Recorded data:
::::::::::
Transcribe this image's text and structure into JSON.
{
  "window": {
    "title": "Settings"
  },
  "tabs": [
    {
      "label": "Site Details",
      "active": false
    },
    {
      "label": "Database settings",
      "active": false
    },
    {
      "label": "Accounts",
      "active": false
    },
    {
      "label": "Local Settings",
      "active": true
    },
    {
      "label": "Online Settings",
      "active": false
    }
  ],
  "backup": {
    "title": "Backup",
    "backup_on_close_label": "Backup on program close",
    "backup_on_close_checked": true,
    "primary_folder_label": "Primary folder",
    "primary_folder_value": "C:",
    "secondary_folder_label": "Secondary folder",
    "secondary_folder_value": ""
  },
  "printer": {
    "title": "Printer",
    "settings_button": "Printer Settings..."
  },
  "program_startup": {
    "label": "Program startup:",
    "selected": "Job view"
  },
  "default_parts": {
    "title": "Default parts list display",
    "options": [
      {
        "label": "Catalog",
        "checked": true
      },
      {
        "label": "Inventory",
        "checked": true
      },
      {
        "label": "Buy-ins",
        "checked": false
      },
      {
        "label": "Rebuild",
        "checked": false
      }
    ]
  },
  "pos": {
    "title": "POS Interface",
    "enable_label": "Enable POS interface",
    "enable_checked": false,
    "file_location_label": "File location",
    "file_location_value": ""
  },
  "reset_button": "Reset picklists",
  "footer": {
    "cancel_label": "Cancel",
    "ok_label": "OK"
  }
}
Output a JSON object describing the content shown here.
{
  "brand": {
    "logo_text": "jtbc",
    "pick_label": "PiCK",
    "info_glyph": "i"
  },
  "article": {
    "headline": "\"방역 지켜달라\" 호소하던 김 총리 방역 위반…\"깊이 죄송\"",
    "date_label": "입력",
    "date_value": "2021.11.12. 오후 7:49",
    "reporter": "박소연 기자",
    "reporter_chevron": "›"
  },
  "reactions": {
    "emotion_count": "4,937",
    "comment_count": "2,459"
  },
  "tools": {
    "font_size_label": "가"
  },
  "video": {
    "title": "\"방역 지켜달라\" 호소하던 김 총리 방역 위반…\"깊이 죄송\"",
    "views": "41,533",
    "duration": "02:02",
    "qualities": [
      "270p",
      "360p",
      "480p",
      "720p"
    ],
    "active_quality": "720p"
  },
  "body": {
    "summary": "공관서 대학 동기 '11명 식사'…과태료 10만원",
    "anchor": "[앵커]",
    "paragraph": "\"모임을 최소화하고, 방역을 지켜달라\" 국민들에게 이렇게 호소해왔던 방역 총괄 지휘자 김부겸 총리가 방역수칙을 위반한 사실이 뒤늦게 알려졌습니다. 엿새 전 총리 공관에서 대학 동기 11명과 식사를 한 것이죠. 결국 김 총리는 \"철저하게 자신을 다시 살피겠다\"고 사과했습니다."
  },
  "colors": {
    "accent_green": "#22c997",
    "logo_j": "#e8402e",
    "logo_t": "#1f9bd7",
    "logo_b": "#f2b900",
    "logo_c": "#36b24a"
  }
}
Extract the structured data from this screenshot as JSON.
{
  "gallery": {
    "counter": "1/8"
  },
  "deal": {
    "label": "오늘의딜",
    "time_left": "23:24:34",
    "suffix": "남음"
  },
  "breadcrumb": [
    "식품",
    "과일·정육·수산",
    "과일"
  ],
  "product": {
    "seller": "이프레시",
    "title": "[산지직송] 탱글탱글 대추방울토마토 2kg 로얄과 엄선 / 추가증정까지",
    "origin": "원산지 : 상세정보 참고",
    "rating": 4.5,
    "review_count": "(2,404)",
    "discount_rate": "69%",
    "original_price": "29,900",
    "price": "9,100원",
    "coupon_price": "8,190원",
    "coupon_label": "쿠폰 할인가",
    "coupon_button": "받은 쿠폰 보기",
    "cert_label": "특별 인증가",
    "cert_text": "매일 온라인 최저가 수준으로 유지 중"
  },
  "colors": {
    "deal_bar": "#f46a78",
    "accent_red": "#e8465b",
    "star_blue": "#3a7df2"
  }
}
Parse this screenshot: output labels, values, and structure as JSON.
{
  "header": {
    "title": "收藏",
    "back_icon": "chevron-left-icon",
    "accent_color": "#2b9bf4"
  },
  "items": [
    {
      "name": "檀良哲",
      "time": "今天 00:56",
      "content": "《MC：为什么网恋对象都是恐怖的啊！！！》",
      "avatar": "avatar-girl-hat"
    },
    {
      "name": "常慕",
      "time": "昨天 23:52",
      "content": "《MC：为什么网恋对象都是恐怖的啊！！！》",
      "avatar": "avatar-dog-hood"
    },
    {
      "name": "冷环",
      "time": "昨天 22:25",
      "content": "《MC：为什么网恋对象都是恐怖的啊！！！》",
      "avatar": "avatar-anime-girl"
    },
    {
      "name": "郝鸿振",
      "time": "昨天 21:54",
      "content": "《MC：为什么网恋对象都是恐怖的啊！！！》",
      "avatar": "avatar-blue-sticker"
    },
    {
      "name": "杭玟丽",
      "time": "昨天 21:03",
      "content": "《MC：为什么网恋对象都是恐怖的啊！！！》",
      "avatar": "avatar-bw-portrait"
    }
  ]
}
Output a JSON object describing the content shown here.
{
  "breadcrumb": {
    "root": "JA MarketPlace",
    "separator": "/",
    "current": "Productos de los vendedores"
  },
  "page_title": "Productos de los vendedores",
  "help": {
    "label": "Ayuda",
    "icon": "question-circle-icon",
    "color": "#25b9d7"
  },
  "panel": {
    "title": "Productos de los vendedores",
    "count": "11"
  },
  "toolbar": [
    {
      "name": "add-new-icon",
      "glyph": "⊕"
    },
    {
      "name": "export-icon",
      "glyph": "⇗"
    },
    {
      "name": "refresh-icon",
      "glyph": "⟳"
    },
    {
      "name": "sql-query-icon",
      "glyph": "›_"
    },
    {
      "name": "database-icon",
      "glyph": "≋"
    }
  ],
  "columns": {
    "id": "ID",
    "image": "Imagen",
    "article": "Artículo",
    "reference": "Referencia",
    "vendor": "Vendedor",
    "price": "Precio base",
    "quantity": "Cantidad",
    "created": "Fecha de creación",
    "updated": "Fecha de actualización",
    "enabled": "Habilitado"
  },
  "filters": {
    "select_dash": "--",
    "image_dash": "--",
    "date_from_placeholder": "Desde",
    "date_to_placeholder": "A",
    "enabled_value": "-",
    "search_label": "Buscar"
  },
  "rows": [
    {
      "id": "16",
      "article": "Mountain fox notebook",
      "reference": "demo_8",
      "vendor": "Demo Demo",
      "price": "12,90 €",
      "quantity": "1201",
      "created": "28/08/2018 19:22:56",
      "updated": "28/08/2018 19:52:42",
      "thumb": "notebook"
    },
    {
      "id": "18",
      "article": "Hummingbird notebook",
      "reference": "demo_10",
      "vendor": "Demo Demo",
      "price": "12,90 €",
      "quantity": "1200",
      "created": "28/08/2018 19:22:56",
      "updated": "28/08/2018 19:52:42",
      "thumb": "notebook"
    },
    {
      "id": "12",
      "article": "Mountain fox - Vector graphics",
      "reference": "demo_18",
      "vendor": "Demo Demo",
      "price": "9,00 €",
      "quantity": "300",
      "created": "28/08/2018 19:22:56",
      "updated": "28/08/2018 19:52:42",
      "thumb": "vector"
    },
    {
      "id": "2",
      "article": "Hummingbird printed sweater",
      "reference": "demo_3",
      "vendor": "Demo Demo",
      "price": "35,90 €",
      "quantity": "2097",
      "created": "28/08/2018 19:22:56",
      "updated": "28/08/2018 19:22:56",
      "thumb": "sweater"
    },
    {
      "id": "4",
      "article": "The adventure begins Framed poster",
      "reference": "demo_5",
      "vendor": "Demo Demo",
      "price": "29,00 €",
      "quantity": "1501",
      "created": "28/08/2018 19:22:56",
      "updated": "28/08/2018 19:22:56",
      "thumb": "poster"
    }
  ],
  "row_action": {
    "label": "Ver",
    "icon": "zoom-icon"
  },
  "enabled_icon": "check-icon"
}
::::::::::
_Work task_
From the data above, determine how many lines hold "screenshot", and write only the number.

_Answer to this problem_
2